= Task directions =
Show every line from the data below that includes "button".

Stored dataset items

Content starts

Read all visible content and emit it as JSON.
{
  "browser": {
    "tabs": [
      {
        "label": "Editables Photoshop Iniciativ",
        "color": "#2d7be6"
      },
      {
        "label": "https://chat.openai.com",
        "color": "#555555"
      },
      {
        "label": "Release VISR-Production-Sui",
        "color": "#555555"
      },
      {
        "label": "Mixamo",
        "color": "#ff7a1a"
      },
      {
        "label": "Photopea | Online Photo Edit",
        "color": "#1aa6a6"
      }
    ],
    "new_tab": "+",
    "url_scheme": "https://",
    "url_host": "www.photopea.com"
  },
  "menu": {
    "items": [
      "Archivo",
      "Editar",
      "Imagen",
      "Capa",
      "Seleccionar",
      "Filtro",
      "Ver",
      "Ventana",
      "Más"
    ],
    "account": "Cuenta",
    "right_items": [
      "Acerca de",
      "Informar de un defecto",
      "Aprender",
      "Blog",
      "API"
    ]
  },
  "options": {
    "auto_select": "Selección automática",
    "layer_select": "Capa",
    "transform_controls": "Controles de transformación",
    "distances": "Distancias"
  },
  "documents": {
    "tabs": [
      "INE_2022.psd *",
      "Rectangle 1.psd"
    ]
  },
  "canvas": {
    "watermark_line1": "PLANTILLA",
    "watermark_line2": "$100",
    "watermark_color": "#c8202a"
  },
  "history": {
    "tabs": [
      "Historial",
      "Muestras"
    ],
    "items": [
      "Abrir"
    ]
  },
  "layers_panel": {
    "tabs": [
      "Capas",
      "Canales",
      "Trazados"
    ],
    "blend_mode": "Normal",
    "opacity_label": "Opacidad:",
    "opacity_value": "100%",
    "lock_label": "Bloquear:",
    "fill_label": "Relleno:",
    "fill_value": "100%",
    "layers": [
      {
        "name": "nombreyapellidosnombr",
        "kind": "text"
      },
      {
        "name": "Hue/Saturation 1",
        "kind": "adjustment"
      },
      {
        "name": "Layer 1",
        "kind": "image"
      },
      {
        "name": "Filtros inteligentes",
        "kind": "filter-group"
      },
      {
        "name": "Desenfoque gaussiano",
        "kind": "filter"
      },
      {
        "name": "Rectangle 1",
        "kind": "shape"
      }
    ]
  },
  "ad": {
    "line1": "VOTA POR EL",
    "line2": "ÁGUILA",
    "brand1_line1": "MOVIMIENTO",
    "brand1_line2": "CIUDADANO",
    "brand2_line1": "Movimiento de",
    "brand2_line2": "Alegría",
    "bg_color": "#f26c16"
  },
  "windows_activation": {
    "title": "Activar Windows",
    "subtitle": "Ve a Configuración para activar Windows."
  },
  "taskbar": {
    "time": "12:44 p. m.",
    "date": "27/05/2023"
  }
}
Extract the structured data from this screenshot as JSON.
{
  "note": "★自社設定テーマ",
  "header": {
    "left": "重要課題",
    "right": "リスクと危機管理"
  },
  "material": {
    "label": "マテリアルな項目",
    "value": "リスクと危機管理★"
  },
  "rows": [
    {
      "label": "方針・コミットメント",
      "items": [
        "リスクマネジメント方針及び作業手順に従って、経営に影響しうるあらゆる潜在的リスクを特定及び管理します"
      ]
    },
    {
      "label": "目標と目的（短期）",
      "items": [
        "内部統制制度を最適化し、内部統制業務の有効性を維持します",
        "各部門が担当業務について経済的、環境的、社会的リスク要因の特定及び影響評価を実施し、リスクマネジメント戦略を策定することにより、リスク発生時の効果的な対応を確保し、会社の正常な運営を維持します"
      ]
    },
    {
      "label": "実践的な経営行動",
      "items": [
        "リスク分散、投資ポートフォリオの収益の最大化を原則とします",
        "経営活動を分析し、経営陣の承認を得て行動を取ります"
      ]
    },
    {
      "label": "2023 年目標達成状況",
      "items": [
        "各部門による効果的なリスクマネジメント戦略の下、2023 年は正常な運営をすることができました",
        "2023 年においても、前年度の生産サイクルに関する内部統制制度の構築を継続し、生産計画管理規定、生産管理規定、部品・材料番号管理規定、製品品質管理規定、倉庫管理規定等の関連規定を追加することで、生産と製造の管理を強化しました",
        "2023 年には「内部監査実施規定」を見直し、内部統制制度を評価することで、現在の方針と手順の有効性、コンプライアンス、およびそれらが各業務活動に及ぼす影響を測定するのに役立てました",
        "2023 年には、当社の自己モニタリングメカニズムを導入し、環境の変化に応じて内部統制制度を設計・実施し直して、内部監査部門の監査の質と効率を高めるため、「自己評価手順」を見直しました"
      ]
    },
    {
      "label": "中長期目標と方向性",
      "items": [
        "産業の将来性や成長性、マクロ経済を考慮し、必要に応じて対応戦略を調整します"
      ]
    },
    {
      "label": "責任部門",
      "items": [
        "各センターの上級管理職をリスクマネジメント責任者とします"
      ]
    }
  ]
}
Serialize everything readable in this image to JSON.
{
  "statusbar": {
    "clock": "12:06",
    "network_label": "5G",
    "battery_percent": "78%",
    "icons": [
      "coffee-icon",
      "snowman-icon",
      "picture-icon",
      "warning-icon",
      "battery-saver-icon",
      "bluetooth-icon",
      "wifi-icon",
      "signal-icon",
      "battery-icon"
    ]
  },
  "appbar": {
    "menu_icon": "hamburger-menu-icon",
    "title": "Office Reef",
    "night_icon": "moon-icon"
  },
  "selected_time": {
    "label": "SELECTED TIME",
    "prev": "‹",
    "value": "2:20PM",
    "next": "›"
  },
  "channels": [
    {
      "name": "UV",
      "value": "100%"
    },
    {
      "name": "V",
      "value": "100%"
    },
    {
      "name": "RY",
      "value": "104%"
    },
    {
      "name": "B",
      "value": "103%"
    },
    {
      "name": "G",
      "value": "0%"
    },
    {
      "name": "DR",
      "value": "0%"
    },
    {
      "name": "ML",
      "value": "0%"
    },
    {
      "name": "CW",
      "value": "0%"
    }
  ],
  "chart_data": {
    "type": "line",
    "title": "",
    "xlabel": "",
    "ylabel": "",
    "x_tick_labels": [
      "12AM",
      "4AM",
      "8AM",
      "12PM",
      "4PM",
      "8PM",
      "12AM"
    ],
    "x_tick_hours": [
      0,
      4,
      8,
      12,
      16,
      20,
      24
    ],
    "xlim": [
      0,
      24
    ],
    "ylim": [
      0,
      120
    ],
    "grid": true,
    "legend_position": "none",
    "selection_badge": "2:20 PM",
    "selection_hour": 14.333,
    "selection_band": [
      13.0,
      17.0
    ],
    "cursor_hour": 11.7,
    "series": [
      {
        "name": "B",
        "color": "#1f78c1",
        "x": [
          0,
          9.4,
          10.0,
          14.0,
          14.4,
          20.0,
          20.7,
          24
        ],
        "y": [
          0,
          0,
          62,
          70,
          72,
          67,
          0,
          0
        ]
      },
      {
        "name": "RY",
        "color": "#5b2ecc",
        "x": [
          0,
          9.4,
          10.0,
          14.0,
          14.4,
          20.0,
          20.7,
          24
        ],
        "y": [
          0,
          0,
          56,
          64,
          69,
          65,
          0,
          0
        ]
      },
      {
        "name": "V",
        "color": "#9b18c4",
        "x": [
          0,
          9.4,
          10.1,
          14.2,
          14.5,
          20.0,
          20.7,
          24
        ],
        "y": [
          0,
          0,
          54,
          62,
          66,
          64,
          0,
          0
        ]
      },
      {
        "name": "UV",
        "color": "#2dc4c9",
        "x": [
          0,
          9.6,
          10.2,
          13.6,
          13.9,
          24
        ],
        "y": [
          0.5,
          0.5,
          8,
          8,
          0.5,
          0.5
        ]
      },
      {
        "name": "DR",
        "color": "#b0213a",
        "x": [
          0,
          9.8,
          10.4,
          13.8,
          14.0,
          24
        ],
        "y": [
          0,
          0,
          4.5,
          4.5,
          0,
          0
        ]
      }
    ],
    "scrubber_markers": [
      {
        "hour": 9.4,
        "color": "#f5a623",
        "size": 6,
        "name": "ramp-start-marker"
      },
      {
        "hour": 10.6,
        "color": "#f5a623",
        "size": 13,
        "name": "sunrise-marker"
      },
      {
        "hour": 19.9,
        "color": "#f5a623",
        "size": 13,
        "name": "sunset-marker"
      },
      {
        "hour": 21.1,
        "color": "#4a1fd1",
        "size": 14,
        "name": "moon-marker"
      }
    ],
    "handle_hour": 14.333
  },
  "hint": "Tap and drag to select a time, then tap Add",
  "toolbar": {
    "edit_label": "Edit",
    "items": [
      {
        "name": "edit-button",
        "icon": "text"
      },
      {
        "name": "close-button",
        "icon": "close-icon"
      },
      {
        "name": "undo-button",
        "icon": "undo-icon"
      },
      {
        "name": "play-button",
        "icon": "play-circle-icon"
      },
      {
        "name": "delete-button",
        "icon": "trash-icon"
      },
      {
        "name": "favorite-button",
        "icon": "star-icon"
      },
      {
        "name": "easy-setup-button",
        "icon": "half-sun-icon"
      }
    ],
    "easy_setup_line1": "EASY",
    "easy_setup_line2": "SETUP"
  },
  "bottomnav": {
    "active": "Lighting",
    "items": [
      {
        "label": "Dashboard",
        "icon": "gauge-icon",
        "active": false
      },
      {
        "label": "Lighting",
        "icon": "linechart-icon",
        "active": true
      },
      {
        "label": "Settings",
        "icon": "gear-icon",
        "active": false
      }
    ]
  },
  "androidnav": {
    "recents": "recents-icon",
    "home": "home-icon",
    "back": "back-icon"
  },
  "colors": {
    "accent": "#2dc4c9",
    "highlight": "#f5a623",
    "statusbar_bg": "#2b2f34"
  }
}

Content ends

= Problem solution =
        "name": "edit-button",
        "name": "close-button",
        "name": "undo-button",
        "name": "play-button",
        "name": "delete-button",
        "name": "favorite-button",
        "name": "easy-setup-button",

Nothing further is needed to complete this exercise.